TASK TO CARRY OUT:
Even where a record seems odd, copy it exactly as it appears below.
╭─ RECORDS SUPPLIED
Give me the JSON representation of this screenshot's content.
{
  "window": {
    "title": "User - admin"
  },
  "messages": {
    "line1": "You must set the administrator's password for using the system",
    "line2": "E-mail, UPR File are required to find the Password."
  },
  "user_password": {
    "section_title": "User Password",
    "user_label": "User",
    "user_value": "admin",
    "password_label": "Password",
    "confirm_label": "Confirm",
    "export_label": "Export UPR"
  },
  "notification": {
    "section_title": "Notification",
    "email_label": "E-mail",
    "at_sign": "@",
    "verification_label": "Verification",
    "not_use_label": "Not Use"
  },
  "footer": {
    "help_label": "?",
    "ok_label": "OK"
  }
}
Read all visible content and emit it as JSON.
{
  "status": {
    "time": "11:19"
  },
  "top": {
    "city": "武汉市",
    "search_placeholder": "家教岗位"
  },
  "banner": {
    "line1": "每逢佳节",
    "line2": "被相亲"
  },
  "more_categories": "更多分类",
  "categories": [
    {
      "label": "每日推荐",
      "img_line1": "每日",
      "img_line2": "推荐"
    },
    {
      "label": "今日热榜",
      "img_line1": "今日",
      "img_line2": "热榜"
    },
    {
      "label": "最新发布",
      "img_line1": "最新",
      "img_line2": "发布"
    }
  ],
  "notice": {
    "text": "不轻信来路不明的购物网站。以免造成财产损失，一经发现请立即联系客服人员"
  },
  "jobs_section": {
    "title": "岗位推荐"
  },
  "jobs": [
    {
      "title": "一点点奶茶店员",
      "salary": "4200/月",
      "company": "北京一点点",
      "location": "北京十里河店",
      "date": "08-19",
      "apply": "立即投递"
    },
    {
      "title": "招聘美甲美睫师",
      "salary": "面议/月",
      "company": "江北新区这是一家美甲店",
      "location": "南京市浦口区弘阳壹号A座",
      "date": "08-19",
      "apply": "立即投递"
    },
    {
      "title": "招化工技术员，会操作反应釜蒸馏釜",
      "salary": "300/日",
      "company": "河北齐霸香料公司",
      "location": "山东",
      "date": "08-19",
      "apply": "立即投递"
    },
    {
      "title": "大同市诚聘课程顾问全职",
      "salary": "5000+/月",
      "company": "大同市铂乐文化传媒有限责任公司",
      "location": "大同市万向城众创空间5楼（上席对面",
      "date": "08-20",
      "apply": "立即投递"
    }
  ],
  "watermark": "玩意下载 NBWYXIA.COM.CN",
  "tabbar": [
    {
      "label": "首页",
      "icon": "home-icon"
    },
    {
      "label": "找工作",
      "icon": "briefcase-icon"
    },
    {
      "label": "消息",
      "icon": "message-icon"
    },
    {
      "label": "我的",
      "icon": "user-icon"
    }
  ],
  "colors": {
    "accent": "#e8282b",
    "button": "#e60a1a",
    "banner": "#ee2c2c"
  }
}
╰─
EXERCISE OUTPUT:
Give me the JSON representation of this screenshot's content.
{
  "window": {
    "title": "User - admin"
  },
  "messages": {
    "line1": "You must set the administrator's password for using the system",
    "line2": "E-mail, UPR File are required to find the Password."
  },
  "user_password": {
    "section_title": "User Password",
    "user_label": "User",
    "user_value": "admin",
    "password_label": "Password",
    "confirm_label": "Confirm",
    "export_label": "Export UPR"
  },
  "notification": {
    "section_title": "Notification",
    "email_label": "E-mail",
    "at_sign": "@",
    "verification_label": "Verification",
    "not_use_label": "Not Use"
  },
  "footer": {
    "help_label": "?",
    "ok_label": "OK"
  }
}
Read all visible content and emit it as JSON.
{
  "status": {
    "time": "11:19"
  },
  "top": {
    "city": "武汉市",
    "search_placeholder": "家教岗位"
  },
  "banner": {
    "line1": "每逢佳节",
    "line2": "被相亲"
  },
  "more_categories": "更多分类",
  "categories": [
    {
      "label": "每日推荐",
      "img_line1": "每日",
      "img_line2": "推荐"
    },
    {
      "label": "今日热榜",
      "img_line1": "今日",
      "img_line2": "热榜"
    },
    {
      "label": "最新发布",
      "img_line1": "最新",
      "img_line2": "发布"
    }
  ],
  "notice": {
    "text": "不轻信来路不明的购物网站。以免造成财产损失，一经发现请立即联系客服人员"
  },
  "jobs_section": {
    "title": "岗位推荐"
  },
  "jobs": [
    {
      "title": "一点点奶茶店员",
      "salary": "4200/月",
      "company": "北京一点点",
      "location": "北京十里河店",
      "date": "08-19",
      "apply": "立即投递"
    },
    {
      "title": "招聘美甲美睫师",
      "salary": "面议/月",
      "company": "江北新区这是一家美甲店",
      "location": "南京市浦口区弘阳壹号A座",
      "date": "08-19",
      "apply": "立即投递"
    },
    {
      "title": "招化工技术员，会操作反应釜蒸馏釜",
      "salary": "300/日",
      "company": "河北齐霸香料公司",
      "location": "山东",
      "date": "08-19",
      "apply": "立即投递"
    },
    {
      "title": "大同市诚聘课程顾问全职",
      "salary": "5000+/月",
      "company": "大同市铂乐文化传媒有限责任公司",
      "location": "大同市万向城众创空间5楼（上席对面",
      "date": "08-20",
      "apply": "立即投递"
    }
  ],
  "watermark": "玩意下载 NBWYXIA.COM.CN",
  "tabbar": [
    {
      "label": "首页",
      "icon": "home-icon"
    },
    {
      "label": "找工作",
      "icon": "briefcase-icon"
    },
    {
      "label": "消息",
      "icon": "message-icon"
    },
    {
      "label": "我的",
      "icon": "user-icon"
    }
  ],
  "colors": {
    "accent": "#e8282b",
    "button": "#e60a1a",
    "banner": "#ee2c2c"
  }
}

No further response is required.